Nike Basketball | Kobe Bryant: #COUNTONKOBE
In A World of Filters
It’s apparent that taking the same old-same old to a mobile app, Facebook or YouTube will no longer work. Not in this brave new world where upwards of 72 hours of video is added to YouTube every minute. Where Facebook’s algorithm only allows a small percentage of your fans to actually see your posts. Where 92% of ads are still served up to desktop computers.
This cannot be a video your teenaged neighbour or your Uncle Jack puts together. That much is sure. Check out the choice words and humour that sell the Dollar Shave Club business launch in its now famous $4,500 video campaign on YouTube. “Shave time. Shave money.” You’ll discover a video that’s highly visual, easily sharable on blogs, social networks as well as social hubs and mobile apps. Viewers will seek it out. As a result, it will reach its target audience and through discovering, watching and sharing, go far beyond.
DollarShaveClub.com – Our Blades Are F***ing Great
Taming the Unpredictable Beast
Now, rumour has it that social video is unpredictable and not easily measurable for ROI. History doesn’t lie. The Jeff Gordon Pepsi video (14th most shared branded video, beating out the Old Spice Guy) is helping in the soda wars where Coke has 61 million Facebook fans to Pepsi’s 9 million. Pepsi’s video campaigns in the past 12 months have achieved 2.32 million shares to Coke’s 606,000. Both stock and sales climbed. And the Monday morning after the 2013 Superbowl, Budweiser’s ‘Brotherhood’ ad had already chalked up 1.5 million shares ranking it #3 (right behind Volkswagen’s “The Force” at 5.5 million and Bud’s own 9/11 ad at 2.3 million).
Branding strategy, emotional connection and promotion all rolled out over social. With Anheuser-Busch sales flagging in the third quarter by 7% (according to MSN), their North American profits (at 1.82 billion) needed some bolstering. Nothing like a viral ad campaign to achieve that end.

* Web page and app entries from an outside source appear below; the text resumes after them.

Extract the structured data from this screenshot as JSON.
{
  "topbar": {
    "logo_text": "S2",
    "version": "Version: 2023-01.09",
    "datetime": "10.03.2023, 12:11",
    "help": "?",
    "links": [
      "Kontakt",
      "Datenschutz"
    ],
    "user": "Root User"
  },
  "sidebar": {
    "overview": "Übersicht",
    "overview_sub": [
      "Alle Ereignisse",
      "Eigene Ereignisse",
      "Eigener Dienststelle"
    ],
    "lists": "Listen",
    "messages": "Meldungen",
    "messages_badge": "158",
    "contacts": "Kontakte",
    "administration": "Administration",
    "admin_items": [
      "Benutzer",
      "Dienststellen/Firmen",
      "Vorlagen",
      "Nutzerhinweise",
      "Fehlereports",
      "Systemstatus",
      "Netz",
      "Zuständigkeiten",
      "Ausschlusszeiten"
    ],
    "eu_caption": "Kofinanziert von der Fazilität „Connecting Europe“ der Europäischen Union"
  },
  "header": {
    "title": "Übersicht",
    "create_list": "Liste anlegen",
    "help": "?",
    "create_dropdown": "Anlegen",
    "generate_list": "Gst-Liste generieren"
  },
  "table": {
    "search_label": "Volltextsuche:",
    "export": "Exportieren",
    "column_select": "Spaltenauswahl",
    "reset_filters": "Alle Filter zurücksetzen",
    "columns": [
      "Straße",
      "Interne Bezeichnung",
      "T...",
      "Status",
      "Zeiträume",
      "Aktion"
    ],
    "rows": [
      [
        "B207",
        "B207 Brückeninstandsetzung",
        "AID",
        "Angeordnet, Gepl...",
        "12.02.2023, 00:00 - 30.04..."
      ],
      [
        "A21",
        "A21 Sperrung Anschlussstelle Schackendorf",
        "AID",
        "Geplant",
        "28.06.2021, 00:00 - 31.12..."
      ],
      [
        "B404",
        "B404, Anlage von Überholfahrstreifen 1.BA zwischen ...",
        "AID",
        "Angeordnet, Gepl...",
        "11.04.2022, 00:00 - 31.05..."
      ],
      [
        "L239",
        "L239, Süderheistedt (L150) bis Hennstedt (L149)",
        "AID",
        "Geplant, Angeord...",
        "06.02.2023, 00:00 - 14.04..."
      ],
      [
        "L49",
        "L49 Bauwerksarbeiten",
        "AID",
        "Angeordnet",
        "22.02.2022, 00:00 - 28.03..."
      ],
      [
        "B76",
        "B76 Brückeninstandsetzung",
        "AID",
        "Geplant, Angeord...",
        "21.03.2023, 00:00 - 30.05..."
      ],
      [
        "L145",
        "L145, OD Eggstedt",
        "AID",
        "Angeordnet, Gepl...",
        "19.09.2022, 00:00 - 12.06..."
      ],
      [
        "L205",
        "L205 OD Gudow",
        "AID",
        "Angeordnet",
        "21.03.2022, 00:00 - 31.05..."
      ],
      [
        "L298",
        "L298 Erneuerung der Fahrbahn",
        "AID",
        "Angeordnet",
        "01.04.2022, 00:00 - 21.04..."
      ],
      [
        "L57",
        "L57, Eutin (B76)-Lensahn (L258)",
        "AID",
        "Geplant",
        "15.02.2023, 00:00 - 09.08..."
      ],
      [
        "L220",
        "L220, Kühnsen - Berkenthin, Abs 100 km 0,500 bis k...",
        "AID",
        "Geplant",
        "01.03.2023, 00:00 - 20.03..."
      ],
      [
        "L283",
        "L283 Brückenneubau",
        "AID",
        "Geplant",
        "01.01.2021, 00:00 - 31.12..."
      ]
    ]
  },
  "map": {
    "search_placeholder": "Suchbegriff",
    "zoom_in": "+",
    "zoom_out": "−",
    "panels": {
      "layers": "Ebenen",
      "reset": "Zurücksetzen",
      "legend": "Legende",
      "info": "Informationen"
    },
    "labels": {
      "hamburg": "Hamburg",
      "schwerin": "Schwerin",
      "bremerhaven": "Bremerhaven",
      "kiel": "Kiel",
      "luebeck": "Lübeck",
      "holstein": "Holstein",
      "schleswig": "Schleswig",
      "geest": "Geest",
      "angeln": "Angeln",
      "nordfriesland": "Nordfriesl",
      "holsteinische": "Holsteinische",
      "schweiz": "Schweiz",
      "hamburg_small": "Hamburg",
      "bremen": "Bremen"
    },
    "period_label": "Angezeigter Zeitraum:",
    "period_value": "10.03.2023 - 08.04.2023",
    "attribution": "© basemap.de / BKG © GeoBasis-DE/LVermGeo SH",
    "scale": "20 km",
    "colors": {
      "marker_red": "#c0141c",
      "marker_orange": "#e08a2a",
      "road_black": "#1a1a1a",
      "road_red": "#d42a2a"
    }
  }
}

So to answer the question, video can and should be social, not just all business.